“Here - let me take a look.”
Your coworker is trying to change the color of some text on a spreadsheet document on his computer, but can't figure out how to do it. You think you know how, so you say this.
Here - let me take a look.
People often say "here" before offering to help or take responsibility for something. A few more examples:
Here - let me do that
Here - I'll hold this while you tie it up.
Of course, you can also use "Here" in lots of other situations, like when you give something to a person:
Here, I brought you something from Singapore.
The word "look" is very general. It can mean to look for a long time, a short time, carefully, absent-mindedly, or in many other ways. "Take a look" is more specific. It means to look at something for a short period, usually for a specific purpose.
You can ask someone to take a look at something that needs to be fixed, or for something that's important for them to see. Here's another example from a science classroom. The teacher tells the class to look at something in the textbook:
When you're offering to do something to help someone, you say "Let me ___". For example, when your friend arrives at an airport and is carrying heavy bags, you can offer to help carry them by saying:
Let me help you with those.

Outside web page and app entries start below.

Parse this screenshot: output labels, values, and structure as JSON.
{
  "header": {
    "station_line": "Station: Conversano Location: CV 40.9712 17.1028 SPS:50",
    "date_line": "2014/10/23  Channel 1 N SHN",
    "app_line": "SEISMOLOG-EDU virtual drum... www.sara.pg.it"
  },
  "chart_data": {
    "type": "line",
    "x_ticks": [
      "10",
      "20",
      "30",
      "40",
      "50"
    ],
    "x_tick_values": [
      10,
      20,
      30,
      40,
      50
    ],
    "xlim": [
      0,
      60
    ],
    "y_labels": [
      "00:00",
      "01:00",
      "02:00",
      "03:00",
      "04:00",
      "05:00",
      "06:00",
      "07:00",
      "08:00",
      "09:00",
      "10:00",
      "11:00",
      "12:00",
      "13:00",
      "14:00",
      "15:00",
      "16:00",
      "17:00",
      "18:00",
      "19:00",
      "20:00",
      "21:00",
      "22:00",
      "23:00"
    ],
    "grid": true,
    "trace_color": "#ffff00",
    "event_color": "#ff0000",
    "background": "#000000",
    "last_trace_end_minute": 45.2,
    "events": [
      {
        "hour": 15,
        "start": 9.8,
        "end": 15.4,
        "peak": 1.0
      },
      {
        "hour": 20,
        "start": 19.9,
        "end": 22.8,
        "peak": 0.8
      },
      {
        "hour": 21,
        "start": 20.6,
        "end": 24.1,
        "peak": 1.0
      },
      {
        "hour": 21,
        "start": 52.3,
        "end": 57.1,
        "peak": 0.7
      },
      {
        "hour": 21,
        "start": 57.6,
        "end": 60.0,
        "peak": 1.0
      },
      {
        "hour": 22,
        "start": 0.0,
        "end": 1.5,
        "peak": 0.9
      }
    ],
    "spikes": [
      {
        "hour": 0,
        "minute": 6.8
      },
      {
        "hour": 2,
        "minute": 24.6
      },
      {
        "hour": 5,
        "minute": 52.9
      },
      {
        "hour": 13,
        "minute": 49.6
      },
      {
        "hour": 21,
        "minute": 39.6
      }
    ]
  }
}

When you use the phrase "Let me ___", it's common to end the sentence with "for you":
Let me look that up for you.